Who was the subject of an advertisement in a colonial American newspaper 250 years ago today?
“RAN away … a Mulatto Slave, named HARRY.”
July 4 is the day Americans celebrate their independence from Britain. It is a familiar story about campaigns of resistance to abuses by Parliament that steadily intensified and ultimately led to a revolution against the king, a revolution that created a new nation. In the Declaration of Independence the founders asserted “that all men are created equal, that they are endowed by their Creator with certain unalienable Rights, that among these are Life, Liberty and the pursuit of Happiness.” The founding generation, however, applied these ideals unevenly to various constituencies within the new United States of America. The American Revolution launched a struggle to achieve those ideals, a struggle that has unfolded over nearly a quarter of a millennium and continues to this day. As a nation, the United States has certainly made progress, but those ideals have not been universally achieved. Unfortunately, much of that progress has come under attack in the twenty-first century, making it clear that Americans must be vigilant in safeguarding not only their own liberty but also the liberty of others as they continue to strive to achieve those ideals endorsed in Independence Hall in 1776 and promulgated throughout the new nation.
As Americans once again tell the story of their independence today, consider another story of an American who seized his freedom in the era of the Revolution. Harry, “a Mulatto Slave … about 40 years of age,” ran away from Levin Crapper on September 13, 1767. More than nine months later he had not been captured or returned, prompting Crapper to place an advertisement in the Pennsylvania Chronicle. According to Crapper, Harry possessed a variety of talents that would allow him to make a living on his own: “He was bred a miller, and understands very well how to manufacture flour.” Crapper also acknowledged, grudgingly, that Harry “understands the carpenter’s and mill-wright’s business middling well.” To offset those indications of his competence at those trades, Crapper accused the fugitive of being “much given to strong drink.”

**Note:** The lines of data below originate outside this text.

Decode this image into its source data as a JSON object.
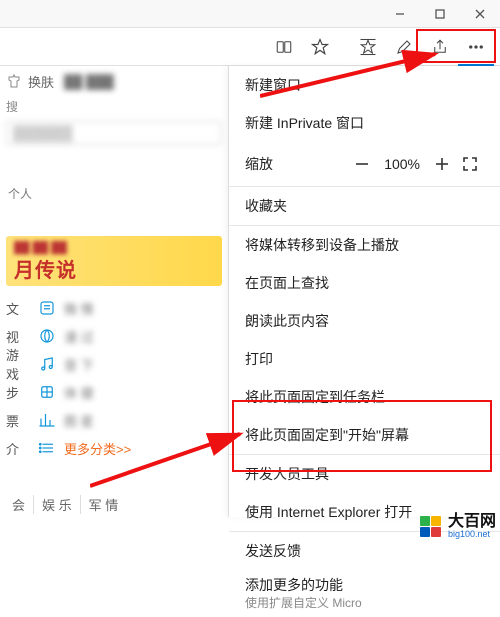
{
  "window_controls": {
    "min": "minimize-icon",
    "max": "maximize-icon",
    "close": "close-icon"
  },
  "toolbar": {
    "reading": "reading-list-icon",
    "star": "favorite-star-icon",
    "favlist": "favorites-pane-icon",
    "pen": "web-note-icon",
    "share": "share-icon",
    "more": "more-icon"
  },
  "left": {
    "tab_label": "换肤",
    "profile_text": "个人",
    "more_cat": "更多分类>>",
    "banner_line2": "月传说",
    "rows": [
      {
        "lbl": "文",
        "txt": "微   情"
      },
      {
        "lbl": "视",
        "txt": "漫   过"
      },
      {
        "lbl": "游戏",
        "txt": "音   下"
      },
      {
        "lbl": "步",
        "txt": "体   健"
      },
      {
        "lbl": "票",
        "txt": "图   星"
      },
      {
        "lbl": "介",
        "txt": ""
      }
    ],
    "bottom_tabs": [
      "会",
      "娱 乐",
      "军 情"
    ]
  },
  "menu": {
    "new_window": "新建窗口",
    "new_inprivate": "新建 InPrivate 窗口",
    "zoom_label": "缩放",
    "zoom_pct": "100%",
    "favorites": "收藏夹",
    "cast": "将媒体转移到设备上播放",
    "find": "在页面上查找",
    "read_aloud": "朗读此页内容",
    "print": "打印",
    "pin_taskbar": "将此页面固定到任务栏",
    "pin_start": "将此页面固定到\"开始\"屏幕",
    "dev_tools": "开发人员工具",
    "open_ie": "使用 Internet Explorer 打开",
    "feedback": "发送反馈",
    "more_features": "添加更多的功能",
    "more_features_sub": "使用扩展自定义 Micro"
  },
  "watermark": {
    "cn": "大百网",
    "en": "big100.net"
  }
}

That was not the entirety of Harry’s story. Crapper also reported that Harry “has a free Mulatto wife, named Peg, and two children.” Of all the motivations that could have prompted Harry to make his escape, reuniting with his family was probably the most compelling. Even though Peg and the children did not depart at the same time as Harry, Crapper stated that he believed “they will endeavour to get together” and flee “to the province of East New-Jersey.” Crapper suspected that Harry had a forged pass that would aid him in his flight from the man who held him in bondage.
Thomas Jefferson had not yet penned the phrase “Life, Liberty and the pursuit of Happiness” when Harry determined to make himself a free man. The Declaration of Independence had not yet been printed in newspapers throughout the colonies or read aloud in churches and town commons. Yet the Revolution had begun. Colonists had protested the imposition of the Stamp Act in 1765 and celebrated its repeal in 1766. At the time that Harry made his escape in 1767 white colonists complained about their impending enslavement via the Townshend Act and other laws passed by Parliament. Harry knew something about enslavement. He had likely heard other colonists talking about liberty and the necessity of resistance to an oppressive Parliament. In that environment, he made his own choice to seize his freedom, for himself and for his family.
There are many stories to celebrate on Independence Day. Harry managed to remain free for at least nine months. Hopefully he and Peg and the children made it to safety and he eluded capture for the rest of his life. Harry’s story is one of determination and an individual commitment to “Life, Liberty and the pursuit of Happiness” in the era of the American Revolution, a story that deserves to be told and celebrated alongside so many of the familiar stories that so many already know so well.